----- Data shown

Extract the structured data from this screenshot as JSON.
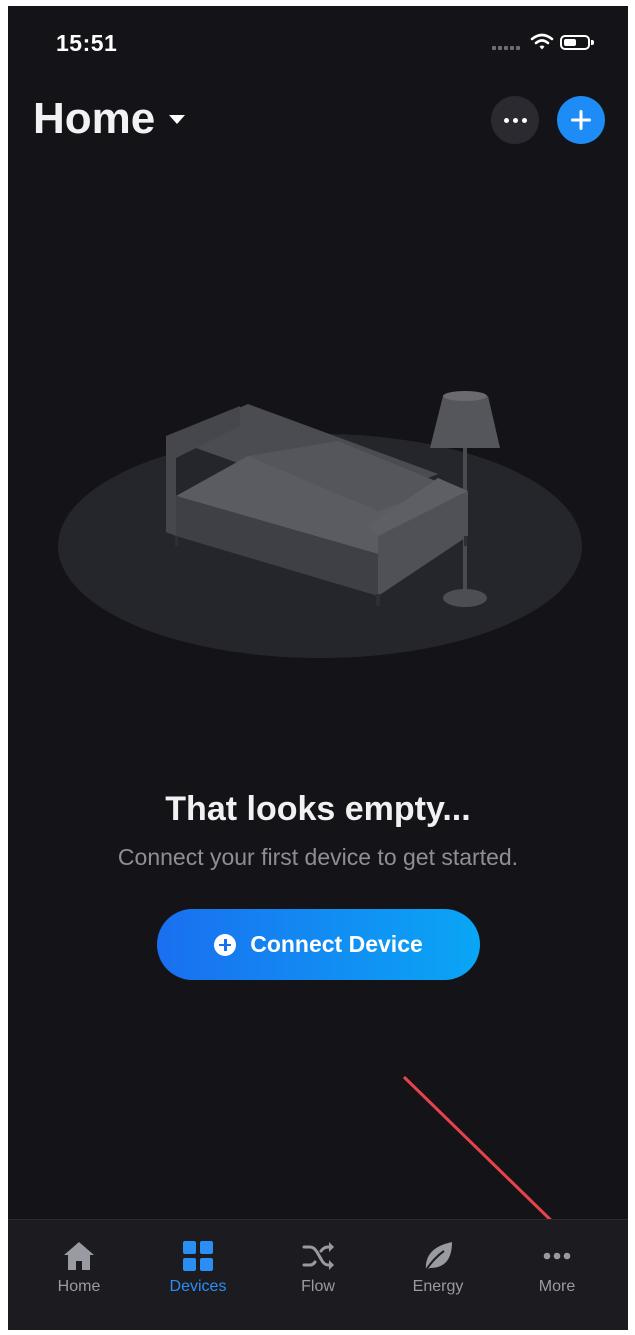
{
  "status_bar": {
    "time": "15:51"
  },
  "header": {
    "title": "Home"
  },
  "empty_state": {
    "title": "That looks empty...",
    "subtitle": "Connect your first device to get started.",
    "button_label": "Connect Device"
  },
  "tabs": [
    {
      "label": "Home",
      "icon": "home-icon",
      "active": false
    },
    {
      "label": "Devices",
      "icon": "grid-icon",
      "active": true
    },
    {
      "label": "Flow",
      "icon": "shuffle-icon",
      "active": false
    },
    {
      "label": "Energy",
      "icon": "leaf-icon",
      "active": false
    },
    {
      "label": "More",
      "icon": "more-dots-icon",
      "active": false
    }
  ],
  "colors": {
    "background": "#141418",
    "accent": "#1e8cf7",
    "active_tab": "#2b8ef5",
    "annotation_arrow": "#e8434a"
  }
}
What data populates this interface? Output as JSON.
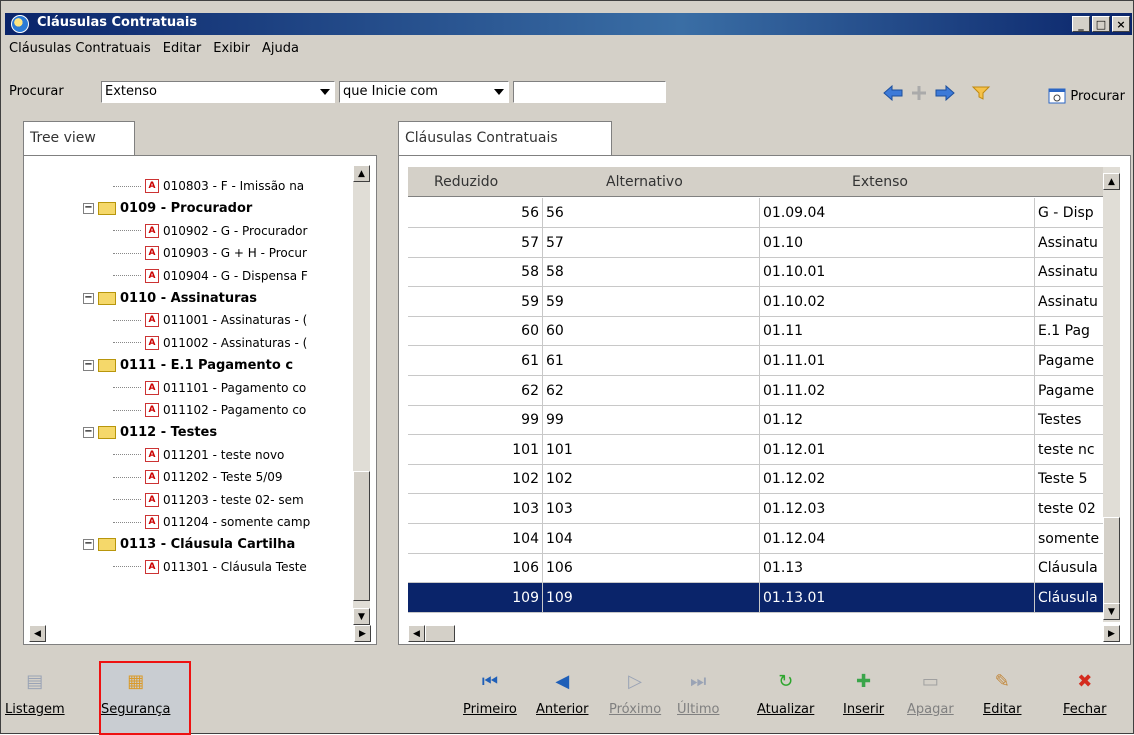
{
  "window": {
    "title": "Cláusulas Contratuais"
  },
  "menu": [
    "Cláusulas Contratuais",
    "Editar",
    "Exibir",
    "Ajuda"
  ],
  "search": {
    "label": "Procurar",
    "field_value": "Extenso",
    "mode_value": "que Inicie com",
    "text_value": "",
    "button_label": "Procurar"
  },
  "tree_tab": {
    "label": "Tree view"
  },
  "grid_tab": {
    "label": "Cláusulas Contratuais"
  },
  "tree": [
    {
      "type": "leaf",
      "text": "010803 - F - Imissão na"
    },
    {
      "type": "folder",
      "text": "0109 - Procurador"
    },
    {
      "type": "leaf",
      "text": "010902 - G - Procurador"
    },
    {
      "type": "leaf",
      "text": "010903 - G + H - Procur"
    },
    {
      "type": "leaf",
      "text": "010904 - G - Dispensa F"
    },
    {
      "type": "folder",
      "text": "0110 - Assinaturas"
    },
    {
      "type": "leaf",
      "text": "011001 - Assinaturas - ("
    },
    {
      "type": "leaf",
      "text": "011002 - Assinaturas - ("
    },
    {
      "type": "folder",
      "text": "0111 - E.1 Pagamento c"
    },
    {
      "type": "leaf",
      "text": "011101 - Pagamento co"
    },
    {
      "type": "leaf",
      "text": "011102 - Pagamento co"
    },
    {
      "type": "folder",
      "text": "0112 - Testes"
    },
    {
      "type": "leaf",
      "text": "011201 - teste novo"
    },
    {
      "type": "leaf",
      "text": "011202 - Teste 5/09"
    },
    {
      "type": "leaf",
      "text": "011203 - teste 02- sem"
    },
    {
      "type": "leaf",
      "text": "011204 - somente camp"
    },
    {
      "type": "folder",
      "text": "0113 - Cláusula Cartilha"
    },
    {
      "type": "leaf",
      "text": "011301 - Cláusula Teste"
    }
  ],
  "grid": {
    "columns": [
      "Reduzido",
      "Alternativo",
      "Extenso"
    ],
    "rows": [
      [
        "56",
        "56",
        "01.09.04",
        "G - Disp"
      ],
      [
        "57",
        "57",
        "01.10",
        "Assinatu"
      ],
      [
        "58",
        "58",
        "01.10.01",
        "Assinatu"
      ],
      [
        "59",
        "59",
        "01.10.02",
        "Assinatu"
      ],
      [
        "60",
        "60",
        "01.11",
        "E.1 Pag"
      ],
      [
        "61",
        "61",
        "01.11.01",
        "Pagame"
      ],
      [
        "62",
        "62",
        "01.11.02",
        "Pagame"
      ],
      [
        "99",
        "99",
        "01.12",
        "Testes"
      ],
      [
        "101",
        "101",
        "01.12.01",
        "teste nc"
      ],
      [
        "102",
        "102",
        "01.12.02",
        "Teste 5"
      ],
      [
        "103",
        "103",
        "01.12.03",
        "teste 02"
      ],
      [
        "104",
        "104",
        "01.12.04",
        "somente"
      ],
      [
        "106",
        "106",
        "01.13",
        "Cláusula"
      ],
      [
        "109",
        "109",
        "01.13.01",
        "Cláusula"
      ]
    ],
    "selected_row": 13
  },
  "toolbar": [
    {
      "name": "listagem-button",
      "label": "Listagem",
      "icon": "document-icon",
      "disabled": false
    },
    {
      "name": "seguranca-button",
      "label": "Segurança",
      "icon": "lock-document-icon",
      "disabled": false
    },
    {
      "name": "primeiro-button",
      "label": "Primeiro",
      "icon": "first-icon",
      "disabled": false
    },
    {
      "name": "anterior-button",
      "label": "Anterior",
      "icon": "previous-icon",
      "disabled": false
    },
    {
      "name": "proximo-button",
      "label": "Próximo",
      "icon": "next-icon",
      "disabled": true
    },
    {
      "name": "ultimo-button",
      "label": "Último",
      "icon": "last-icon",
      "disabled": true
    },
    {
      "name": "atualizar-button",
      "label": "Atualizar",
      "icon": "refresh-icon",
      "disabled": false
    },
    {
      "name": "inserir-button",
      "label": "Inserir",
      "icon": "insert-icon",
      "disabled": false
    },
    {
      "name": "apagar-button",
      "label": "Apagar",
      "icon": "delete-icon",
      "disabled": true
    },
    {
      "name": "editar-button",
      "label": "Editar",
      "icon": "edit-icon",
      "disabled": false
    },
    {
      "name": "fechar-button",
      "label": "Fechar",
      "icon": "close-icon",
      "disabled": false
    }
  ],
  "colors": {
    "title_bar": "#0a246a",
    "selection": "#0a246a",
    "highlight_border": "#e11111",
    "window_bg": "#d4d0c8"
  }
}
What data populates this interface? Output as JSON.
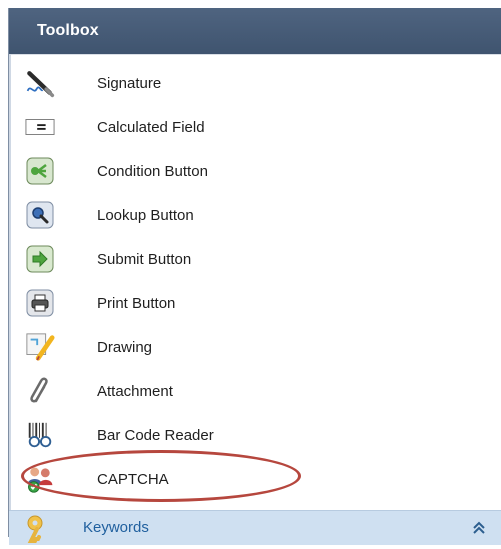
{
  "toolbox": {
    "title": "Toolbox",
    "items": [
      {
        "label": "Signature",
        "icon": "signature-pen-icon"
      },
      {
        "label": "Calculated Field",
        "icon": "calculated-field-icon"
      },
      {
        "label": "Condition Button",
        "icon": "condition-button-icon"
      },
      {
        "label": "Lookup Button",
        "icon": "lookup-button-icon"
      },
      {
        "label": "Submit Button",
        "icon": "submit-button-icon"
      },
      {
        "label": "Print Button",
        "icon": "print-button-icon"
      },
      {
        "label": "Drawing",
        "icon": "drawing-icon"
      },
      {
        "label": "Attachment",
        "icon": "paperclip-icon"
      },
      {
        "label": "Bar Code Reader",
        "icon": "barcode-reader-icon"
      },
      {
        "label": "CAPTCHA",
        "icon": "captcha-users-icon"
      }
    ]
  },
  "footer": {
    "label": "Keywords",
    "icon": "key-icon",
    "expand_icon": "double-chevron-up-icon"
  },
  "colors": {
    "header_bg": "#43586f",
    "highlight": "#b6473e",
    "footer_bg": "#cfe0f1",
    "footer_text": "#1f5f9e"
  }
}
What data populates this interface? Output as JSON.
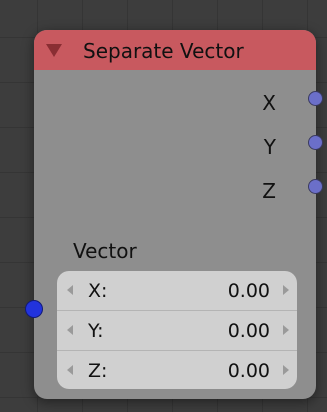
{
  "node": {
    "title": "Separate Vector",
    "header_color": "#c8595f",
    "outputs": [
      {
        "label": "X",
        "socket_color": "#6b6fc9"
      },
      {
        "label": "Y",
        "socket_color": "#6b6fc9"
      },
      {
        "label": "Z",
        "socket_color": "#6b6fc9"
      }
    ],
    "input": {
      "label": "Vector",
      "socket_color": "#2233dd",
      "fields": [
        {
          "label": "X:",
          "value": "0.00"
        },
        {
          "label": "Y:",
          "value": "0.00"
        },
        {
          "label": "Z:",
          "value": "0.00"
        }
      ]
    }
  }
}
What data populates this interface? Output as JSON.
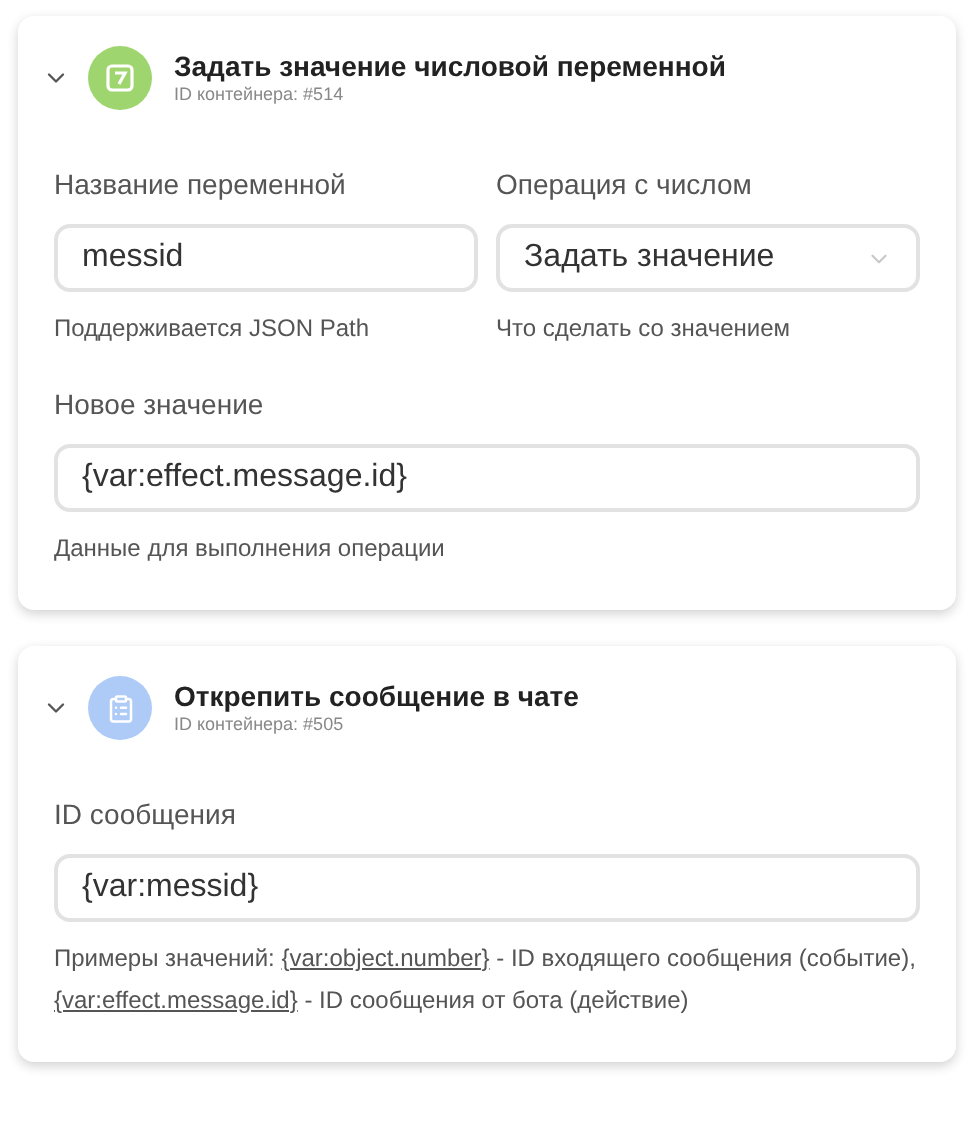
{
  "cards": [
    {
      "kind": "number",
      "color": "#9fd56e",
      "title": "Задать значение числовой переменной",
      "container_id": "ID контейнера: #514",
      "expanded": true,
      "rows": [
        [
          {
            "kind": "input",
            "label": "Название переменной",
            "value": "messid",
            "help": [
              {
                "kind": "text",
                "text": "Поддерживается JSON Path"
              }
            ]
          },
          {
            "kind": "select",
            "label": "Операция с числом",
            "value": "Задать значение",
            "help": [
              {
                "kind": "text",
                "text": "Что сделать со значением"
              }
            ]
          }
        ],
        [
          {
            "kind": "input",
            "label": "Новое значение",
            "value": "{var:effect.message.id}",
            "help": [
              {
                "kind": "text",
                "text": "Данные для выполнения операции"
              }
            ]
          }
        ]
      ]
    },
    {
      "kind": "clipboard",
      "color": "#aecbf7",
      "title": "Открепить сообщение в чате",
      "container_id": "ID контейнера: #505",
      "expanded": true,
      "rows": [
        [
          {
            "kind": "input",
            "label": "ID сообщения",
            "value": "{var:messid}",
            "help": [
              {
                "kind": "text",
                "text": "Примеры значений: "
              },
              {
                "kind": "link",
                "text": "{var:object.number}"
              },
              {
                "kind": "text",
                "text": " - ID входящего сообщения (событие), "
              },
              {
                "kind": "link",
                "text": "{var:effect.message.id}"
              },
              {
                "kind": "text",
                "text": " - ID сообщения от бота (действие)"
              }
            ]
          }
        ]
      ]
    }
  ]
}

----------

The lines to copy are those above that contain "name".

[Your response]
      "name": "listagem-button",
      "name": "seguranca-button",
      "name": "primeiro-button",
      "name": "anterior-button",
      "name": "proximo-button",
      "name": "ultimo-button",
      "name": "atualizar-button",
      "name": "inserir-button",
      "name": "apagar-button",
      "name": "editar-button",
      "name": "fechar-button",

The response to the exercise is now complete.